If a line in the entries below includes the string "text", copy it out.
--- Records supplied Enclosed Below ---
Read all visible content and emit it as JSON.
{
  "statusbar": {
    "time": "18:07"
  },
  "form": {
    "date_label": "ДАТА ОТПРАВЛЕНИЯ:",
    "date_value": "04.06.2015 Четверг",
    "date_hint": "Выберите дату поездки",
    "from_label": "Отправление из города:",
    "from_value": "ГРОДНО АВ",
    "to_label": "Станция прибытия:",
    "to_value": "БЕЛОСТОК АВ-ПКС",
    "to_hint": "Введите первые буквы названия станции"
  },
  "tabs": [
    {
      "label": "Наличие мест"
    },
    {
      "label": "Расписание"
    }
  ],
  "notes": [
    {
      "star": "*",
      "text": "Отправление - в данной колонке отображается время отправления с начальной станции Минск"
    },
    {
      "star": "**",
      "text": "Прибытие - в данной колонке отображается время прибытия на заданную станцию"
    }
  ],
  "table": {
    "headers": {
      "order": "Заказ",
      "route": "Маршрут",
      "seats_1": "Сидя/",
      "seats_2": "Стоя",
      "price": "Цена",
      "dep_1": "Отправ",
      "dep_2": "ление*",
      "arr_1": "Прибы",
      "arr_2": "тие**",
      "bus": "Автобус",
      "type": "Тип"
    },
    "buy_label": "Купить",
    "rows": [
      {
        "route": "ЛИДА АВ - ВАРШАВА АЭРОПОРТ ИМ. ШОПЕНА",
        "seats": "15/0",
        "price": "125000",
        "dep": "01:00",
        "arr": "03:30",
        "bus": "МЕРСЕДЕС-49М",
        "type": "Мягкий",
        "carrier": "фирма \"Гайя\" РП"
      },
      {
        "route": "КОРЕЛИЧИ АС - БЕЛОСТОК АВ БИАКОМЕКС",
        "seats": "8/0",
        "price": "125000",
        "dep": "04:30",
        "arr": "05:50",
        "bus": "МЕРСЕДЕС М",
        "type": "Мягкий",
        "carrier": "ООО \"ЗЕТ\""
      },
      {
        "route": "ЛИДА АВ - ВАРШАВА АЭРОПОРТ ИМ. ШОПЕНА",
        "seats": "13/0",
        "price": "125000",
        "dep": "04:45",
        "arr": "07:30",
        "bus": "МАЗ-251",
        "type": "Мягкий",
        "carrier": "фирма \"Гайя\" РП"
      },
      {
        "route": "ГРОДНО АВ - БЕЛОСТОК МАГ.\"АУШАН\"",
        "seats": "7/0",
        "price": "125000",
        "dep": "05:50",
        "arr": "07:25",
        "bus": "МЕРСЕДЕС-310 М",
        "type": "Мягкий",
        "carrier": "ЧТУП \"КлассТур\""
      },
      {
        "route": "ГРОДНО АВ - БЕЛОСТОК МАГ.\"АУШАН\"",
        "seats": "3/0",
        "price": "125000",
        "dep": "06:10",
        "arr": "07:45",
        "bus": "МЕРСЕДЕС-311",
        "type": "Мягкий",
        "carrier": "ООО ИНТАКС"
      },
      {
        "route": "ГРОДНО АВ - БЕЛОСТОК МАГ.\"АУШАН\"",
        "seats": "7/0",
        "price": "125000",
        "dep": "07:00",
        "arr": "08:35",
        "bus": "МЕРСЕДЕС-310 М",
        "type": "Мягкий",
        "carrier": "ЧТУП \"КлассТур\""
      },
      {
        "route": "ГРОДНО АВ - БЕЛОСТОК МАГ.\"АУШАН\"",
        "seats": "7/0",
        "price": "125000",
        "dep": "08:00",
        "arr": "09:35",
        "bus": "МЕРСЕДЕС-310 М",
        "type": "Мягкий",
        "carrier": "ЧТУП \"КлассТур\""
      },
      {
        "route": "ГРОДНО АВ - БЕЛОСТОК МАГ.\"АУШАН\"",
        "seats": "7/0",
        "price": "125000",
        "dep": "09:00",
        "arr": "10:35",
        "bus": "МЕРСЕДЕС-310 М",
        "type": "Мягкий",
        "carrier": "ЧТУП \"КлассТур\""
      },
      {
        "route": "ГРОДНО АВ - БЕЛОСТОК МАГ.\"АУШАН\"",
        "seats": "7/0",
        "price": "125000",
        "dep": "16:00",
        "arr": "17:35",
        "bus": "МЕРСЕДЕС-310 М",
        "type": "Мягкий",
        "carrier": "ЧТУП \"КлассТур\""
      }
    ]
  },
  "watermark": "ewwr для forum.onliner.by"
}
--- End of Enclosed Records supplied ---
### [Response for this exercise]
      "text": "Отправление - в данной колонке отображается время отправления с начальной станции Минск"
      "text": "Прибытие - в данной колонке отображается время прибытия на заданную станцию"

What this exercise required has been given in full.